*Required work*
Can you reproduce the data beneath, keeping every line exact?

*Dataset extract*
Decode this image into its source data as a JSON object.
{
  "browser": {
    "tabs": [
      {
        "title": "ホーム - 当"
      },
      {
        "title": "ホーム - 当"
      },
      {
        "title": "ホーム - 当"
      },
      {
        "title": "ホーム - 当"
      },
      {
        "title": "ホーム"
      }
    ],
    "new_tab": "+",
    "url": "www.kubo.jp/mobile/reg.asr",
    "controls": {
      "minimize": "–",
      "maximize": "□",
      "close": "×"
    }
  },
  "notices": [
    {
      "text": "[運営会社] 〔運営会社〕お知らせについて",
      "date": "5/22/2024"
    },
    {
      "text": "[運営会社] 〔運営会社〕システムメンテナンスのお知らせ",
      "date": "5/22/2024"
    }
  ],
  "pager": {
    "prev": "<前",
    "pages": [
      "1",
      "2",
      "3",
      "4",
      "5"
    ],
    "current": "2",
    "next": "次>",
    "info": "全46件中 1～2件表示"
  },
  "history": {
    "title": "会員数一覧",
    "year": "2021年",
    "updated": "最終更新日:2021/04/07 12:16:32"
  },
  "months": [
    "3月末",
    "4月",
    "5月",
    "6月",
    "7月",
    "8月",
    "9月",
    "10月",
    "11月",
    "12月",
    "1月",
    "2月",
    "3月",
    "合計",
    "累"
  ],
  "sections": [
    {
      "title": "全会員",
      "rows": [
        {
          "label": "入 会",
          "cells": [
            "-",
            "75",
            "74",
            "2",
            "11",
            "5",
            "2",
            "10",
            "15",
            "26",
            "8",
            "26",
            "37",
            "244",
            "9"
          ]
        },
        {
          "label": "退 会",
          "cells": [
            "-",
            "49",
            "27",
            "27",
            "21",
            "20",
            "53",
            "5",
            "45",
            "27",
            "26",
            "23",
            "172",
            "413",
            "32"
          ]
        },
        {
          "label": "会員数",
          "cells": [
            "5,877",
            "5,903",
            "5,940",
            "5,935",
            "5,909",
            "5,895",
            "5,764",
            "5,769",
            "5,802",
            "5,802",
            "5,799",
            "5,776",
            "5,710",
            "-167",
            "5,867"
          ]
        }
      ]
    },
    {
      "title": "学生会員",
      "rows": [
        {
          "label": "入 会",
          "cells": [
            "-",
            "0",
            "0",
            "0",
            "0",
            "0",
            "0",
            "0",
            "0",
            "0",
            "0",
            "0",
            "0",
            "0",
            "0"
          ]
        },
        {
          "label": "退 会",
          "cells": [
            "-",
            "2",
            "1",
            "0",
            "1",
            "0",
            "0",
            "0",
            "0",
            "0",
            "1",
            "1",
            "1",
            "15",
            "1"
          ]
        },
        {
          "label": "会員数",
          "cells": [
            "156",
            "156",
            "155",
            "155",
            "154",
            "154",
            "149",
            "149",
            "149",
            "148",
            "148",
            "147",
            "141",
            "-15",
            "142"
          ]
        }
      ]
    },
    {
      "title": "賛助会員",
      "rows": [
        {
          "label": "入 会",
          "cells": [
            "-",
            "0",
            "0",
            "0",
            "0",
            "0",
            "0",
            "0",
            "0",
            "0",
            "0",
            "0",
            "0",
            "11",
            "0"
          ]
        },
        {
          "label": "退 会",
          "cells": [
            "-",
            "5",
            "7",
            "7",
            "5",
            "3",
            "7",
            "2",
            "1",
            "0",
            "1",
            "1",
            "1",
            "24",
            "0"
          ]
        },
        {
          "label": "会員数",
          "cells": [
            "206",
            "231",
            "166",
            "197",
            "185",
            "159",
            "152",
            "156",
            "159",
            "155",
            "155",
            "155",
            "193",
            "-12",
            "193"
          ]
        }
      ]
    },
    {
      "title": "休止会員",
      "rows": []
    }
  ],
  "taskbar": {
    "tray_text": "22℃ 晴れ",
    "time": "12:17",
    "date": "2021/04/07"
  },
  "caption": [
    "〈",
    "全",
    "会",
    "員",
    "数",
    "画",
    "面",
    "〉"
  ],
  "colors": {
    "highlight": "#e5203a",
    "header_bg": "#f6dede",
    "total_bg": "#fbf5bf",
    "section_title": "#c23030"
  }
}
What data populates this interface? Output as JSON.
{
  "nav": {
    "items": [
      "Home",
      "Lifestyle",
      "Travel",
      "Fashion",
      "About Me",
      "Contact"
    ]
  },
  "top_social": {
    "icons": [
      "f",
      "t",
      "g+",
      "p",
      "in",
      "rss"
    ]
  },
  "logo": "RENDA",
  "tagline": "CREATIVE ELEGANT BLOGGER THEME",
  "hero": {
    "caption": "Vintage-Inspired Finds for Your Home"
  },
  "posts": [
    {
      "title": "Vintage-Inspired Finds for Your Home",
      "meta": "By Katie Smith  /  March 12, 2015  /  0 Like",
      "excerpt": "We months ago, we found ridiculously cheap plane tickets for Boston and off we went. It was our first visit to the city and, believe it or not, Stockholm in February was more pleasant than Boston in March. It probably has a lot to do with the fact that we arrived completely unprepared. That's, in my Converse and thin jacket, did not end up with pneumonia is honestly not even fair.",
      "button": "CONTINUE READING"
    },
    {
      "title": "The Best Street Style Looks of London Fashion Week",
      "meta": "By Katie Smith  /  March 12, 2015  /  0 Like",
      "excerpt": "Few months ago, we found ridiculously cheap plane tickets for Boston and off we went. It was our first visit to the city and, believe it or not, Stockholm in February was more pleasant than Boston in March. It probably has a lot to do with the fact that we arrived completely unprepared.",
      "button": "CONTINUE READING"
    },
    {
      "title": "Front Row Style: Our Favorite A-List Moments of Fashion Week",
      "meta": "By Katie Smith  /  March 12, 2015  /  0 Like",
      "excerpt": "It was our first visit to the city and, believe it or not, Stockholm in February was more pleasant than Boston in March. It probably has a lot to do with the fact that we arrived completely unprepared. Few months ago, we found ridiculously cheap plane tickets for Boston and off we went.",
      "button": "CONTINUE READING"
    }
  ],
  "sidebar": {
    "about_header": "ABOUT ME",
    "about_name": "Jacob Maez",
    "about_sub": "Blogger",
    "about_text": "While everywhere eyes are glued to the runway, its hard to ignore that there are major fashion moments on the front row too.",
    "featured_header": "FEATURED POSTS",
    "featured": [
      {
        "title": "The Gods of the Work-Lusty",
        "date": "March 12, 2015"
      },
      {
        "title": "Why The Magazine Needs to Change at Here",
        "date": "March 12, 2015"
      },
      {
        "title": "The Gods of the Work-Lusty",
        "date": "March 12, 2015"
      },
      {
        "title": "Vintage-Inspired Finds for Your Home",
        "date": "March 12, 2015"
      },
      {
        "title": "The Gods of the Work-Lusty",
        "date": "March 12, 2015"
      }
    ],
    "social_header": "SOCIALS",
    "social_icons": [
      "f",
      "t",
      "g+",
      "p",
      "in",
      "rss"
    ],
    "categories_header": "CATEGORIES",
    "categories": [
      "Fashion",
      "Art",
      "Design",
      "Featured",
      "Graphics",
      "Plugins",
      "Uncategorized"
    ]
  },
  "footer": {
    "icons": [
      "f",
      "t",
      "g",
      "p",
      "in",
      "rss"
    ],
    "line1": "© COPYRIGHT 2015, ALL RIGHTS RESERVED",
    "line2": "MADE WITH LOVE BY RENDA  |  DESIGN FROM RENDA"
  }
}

*Result of the task*
Decode this image into its source data as a JSON object.
{
  "browser": {
    "tabs": [
      {
        "title": "ホーム - 当"
      },
      {
        "title": "ホーム - 当"
      },
      {
        "title": "ホーム - 当"
      },
      {
        "title": "ホーム - 当"
      },
      {
        "title": "ホーム"
      }
    ],
    "new_tab": "+",
    "url": "www.kubo.jp/mobile/reg.asr",
    "controls": {
      "minimize": "–",
      "maximize": "□",
      "close": "×"
    }
  },
  "notices": [
    {
      "text": "[運営会社] 〔運営会社〕お知らせについて",
      "date": "5/22/2024"
    },
    {
      "text": "[運営会社] 〔運営会社〕システムメンテナンスのお知らせ",
      "date": "5/22/2024"
    }
  ],
  "pager": {
    "prev": "<前",
    "pages": [
      "1",
      "2",
      "3",
      "4",
      "5"
    ],
    "current": "2",
    "next": "次>",
    "info": "全46件中 1～2件表示"
  },
  "history": {
    "title": "会員数一覧",
    "year": "2021年",
    "updated": "最終更新日:2021/04/07 12:16:32"
  },
  "months": [
    "3月末",
    "4月",
    "5月",
    "6月",
    "7月",
    "8月",
    "9月",
    "10月",
    "11月",
    "12月",
    "1月",
    "2月",
    "3月",
    "合計",
    "累"
  ],
  "sections": [
    {
      "title": "全会員",
      "rows": [
        {
          "label": "入 会",
          "cells": [
            "-",
            "75",
            "74",
            "2",
            "11",
            "5",
            "2",
            "10",
            "15",
            "26",
            "8",
            "26",
            "37",
            "244",
            "9"
          ]
        },
        {
          "label": "退 会",
          "cells": [
            "-",
            "49",
            "27",
            "27",
            "21",
            "20",
            "53",
            "5",
            "45",
            "27",
            "26",
            "23",
            "172",
            "413",
            "32"
          ]
        },
        {
          "label": "会員数",
          "cells": [
            "5,877",
            "5,903",
            "5,940",
            "5,935",
            "5,909",
            "5,895",
            "5,764",
            "5,769",
            "5,802",
            "5,802",
            "5,799",
            "5,776",
            "5,710",
            "-167",
            "5,867"
          ]
        }
      ]
    },
    {
      "title": "学生会員",
      "rows": [
        {
          "label": "入 会",
          "cells": [
            "-",
            "0",
            "0",
            "0",
            "0",
            "0",
            "0",
            "0",
            "0",
            "0",
            "0",
            "0",
            "0",
            "0",
            "0"
          ]
        },
        {
          "label": "退 会",
          "cells": [
            "-",
            "2",
            "1",
            "0",
            "1",
            "0",
            "0",
            "0",
            "0",
            "0",
            "1",
            "1",
            "1",
            "15",
            "1"
          ]
        },
        {
          "label": "会員数",
          "cells": [
            "156",
            "156",
            "155",
            "155",
            "154",
            "154",
            "149",
            "149",
            "149",
            "148",
            "148",
            "147",
            "141",
            "-15",
            "142"
          ]
        }
      ]
    },
    {
      "title": "賛助会員",
      "rows": [
        {
          "label": "入 会",
          "cells": [
            "-",
            "0",
            "0",
            "0",
            "0",
            "0",
            "0",
            "0",
            "0",
            "0",
            "0",
            "0",
            "0",
            "11",
            "0"
          ]
        },
        {
          "label": "退 会",
          "cells": [
            "-",
            "5",
            "7",
            "7",
            "5",
            "3",
            "7",
            "2",
            "1",
            "0",
            "1",
            "1",
            "1",
            "24",
            "0"
          ]
        },
        {
          "label": "会員数",
          "cells": [
            "206",
            "231",
            "166",
            "197",
            "185",
            "159",
            "152",
            "156",
            "159",
            "155",
            "155",
            "155",
            "193",
            "-12",
            "193"
          ]
        }
      ]
    },
    {
      "title": "休止会員",
      "rows": []
    }
  ],
  "taskbar": {
    "tray_text": "22℃ 晴れ",
    "time": "12:17",
    "date": "2021/04/07"
  },
  "caption": [
    "〈",
    "全",
    "会",
    "員",
    "数",
    "画",
    "面",
    "〉"
  ],
  "colors": {
    "highlight": "#e5203a",
    "header_bg": "#f6dede",
    "total_bg": "#fbf5bf",
    "section_title": "#c23030"
  }
}
What data populates this interface? Output as JSON.
{
  "nav": {
    "items": [
      "Home",
      "Lifestyle",
      "Travel",
      "Fashion",
      "About Me",
      "Contact"
    ]
  },
  "top_social": {
    "icons": [
      "f",
      "t",
      "g+",
      "p",
      "in",
      "rss"
    ]
  },
  "logo": "RENDA",
  "tagline": "CREATIVE ELEGANT BLOGGER THEME",
  "hero": {
    "caption": "Vintage-Inspired Finds for Your Home"
  },
  "posts": [
    {
      "title": "Vintage-Inspired Finds for Your Home",
      "meta": "By Katie Smith  /  March 12, 2015  /  0 Like",
      "excerpt": "We months ago, we found ridiculously cheap plane tickets for Boston and off we went. It was our first visit to the city and, believe it or not, Stockholm in February was more pleasant than Boston in March. It probably has a lot to do with the fact that we arrived completely unprepared. That's, in my Converse and thin jacket, did not end up with pneumonia is honestly not even fair.",
      "button": "CONTINUE READING"
    },
    {
      "title": "The Best Street Style Looks of London Fashion Week",
      "meta": "By Katie Smith  /  March 12, 2015  /  0 Like",
      "excerpt": "Few months ago, we found ridiculously cheap plane tickets for Boston and off we went. It was our first visit to the city and, believe it or not, Stockholm in February was more pleasant than Boston in March. It probably has a lot to do with the fact that we arrived completely unprepared.",
      "button": "CONTINUE READING"
    },
    {
      "title": "Front Row Style: Our Favorite A-List Moments of Fashion Week",
      "meta": "By Katie Smith  /  March 12, 2015  /  0 Like",
      "excerpt": "It was our first visit to the city and, believe it or not, Stockholm in February was more pleasant than Boston in March. It probably has a lot to do with the fact that we arrived completely unprepared. Few months ago, we found ridiculously cheap plane tickets for Boston and off we went.",
      "button": "CONTINUE READING"
    }
  ],
  "sidebar": {
    "about_header": "ABOUT ME",
    "about_name": "Jacob Maez",
    "about_sub": "Blogger",
    "about_text": "While everywhere eyes are glued to the runway, its hard to ignore that there are major fashion moments on the front row too.",
    "featured_header": "FEATURED POSTS",
    "featured": [
      {
        "title": "The Gods of the Work-Lusty",
        "date": "March 12, 2015"
      },
      {
        "title": "Why The Magazine Needs to Change at Here",
        "date": "March 12, 2015"
      },
      {
        "title": "The Gods of the Work-Lusty",
        "date": "March 12, 2015"
      },
      {
        "title": "Vintage-Inspired Finds for Your Home",
        "date": "March 12, 2015"
      },
      {
        "title": "The Gods of the Work-Lusty",
        "date": "March 12, 2015"
      }
    ],
    "social_header": "SOCIALS",
    "social_icons": [
      "f",
      "t",
      "g+",
      "p",
      "in",
      "rss"
    ],
    "categories_header": "CATEGORIES",
    "categories": [
      "Fashion",
      "Art",
      "Design",
      "Featured",
      "Graphics",
      "Plugins",
      "Uncategorized"
    ]
  },
  "footer": {
    "icons": [
      "f",
      "t",
      "g",
      "p",
      "in",
      "rss"
    ],
    "line1": "© COPYRIGHT 2015, ALL RIGHTS RESERVED",
    "line2": "MADE WITH LOVE BY RENDA  |  DESIGN FROM RENDA"
  }
}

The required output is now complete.